Part of President Trump’s tough policy became April 9, 2017, when the US sent an aircraft carrier and several other warships toward the Korean Peninsula in response to testing of another intermediate-range missile by North Korea just 4 days before. A few days later, the largest US missile submarine arrived at the South Korean port. These steps were unequivocally directed against North Korea and represented a show of force. After making the situation extremely tense, Trump, realizing that Kim Jong-Un has no alternative, declared his readiness to start the dialogue with him.

As already mentioned, one of the key components of President Trump’s negotiation strategy is the leverage which he skillfully uses against his opponents. The next leverage against North Korea, which could weaken that country and force it to sit at the negotiating table with the United States, is China. It is no secret that North Korea’s economy is heavily dependent on China, and Donald Trump is using it against North Korea in an attempt to weaken the Korean economy which is already in a difficult situation. China is North Korea’s major economic partner. Beijing also provides direct aid to Pyongyang primarily in food and energy assistance. Moreover, China announced that it will support Pyongyang in the event of an attack, but will not take any action if Pyongyang strikes first.

Donald Trump started to use this fact against North Korea still being in the first year of his presidency, prompting China to impose sanctions against Pyongyang.

In the same year China joined some international sanctions, in particular stating that there will be no imports of coal, iron, lead, aluminum, zinc or copper from North Korea.

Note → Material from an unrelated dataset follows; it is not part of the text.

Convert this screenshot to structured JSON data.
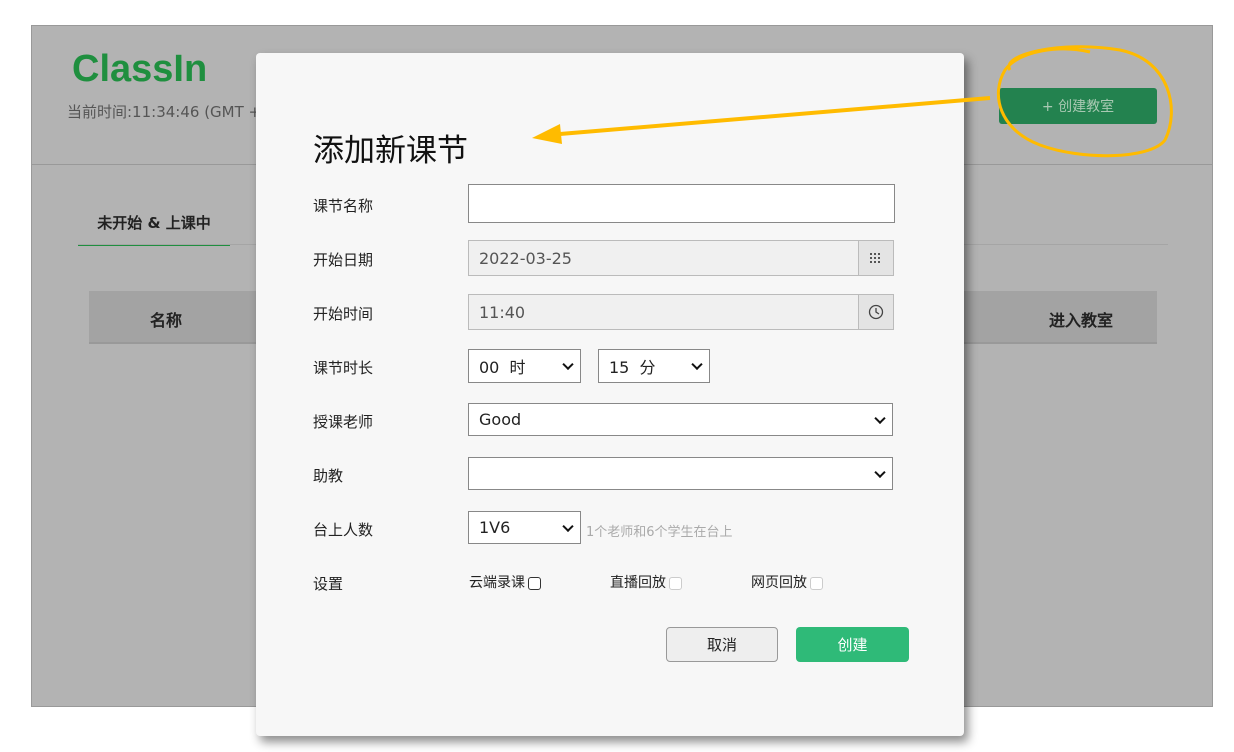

Some years later in 2020 Trump mentioned that China has been ‘’very helpful’’ with respect to the negotiations with the North Korean leader.

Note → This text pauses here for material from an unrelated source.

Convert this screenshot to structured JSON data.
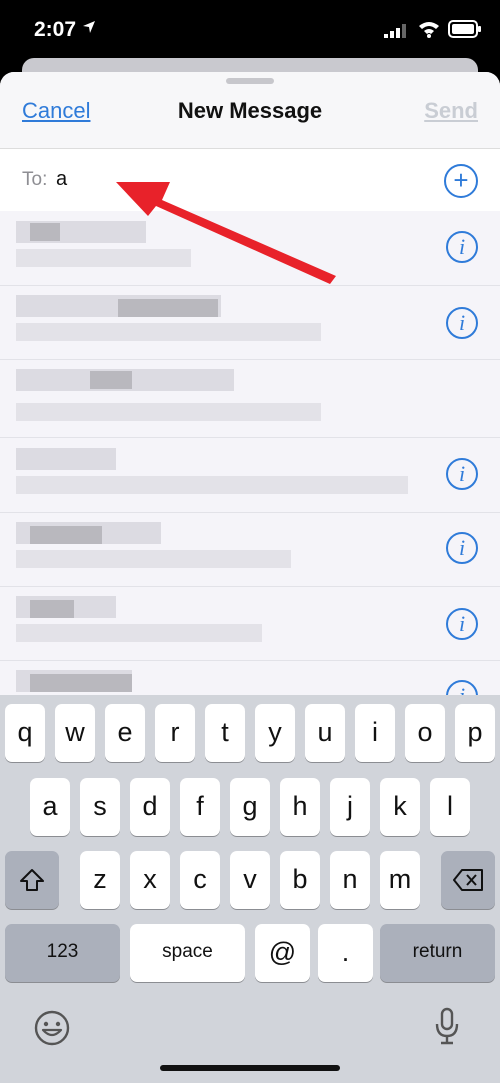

It is notable that President Trump’s strategy worked in the case of North Korea, as he achieved his goal by bringing the Pyongyang leader Kim Jong-Un to the negotiating table, even more than once. The first negotiations between the leaders took place  in Singapore on June 12, 2018. The second meeting was held in Vietnam on February 27-28, 2018, but this meeting failed as the sides could not come to an agreement concerning the issues of sanctions and denuclearization. The interrupted negotiations resumed, when on June 30, 2019 the leaders agreed to meet in the demilitarized zone separating North and South Koreas. By crossing the North Korean border, President Trump has became the first acting US president  to step up to North Korea. Among the former presidents of the United States, Jimmy Carter is the only one who visited North Korea in 1994, but unlike Donald Trump, he was no longer the US president at that time.

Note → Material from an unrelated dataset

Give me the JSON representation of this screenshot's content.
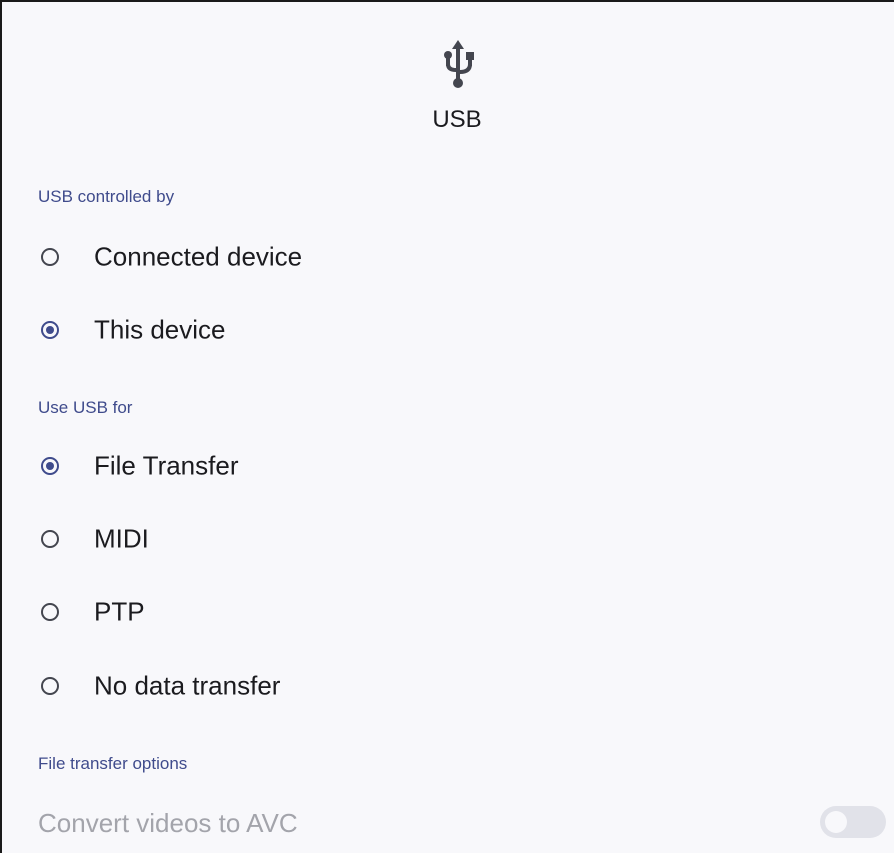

Right after the negotiations Trump started using the method of so called “carrot and stick”, especially after 2018 summit Trump regularly refers to the good relations among him and the North Korean leader, calling him “smart” and even going so far as to say that he and Kim Jong Un “fell in love.”

Thus, Trump’s negotiating strategy on North Korea is a militarily-political important example, because first by using threats, then by concrete actions, and by using China as an additional lever, the US President succeeded in bringing Kim Jong-Un to the negotiating table. Again, it is not excluded that Washington and Pyongyang have already come to some agreement, but will announce it in the months or weeks before the US presidential election.

As for the success of Trump’s negotiating style in the economic field, the two newly signed agreements are proof of this: the first is the US-Mexico-Canada (USMCA) and the other is the US-China trade agreement.

 Presently, President Trump is pursuing the same tough and threatening policy on Iran, but in this case it seems unlikely to bring Iran to the negotiating table with the North Korean scenario, especially given the US presidential election in November. President Trump, despite his impeachment, has good chances of being re-elected, and his success on Iranian issue would improve his positions even further. It is unlikely that Iran would do such a favor to Trump, that is to sit at the negotiating table with the United States.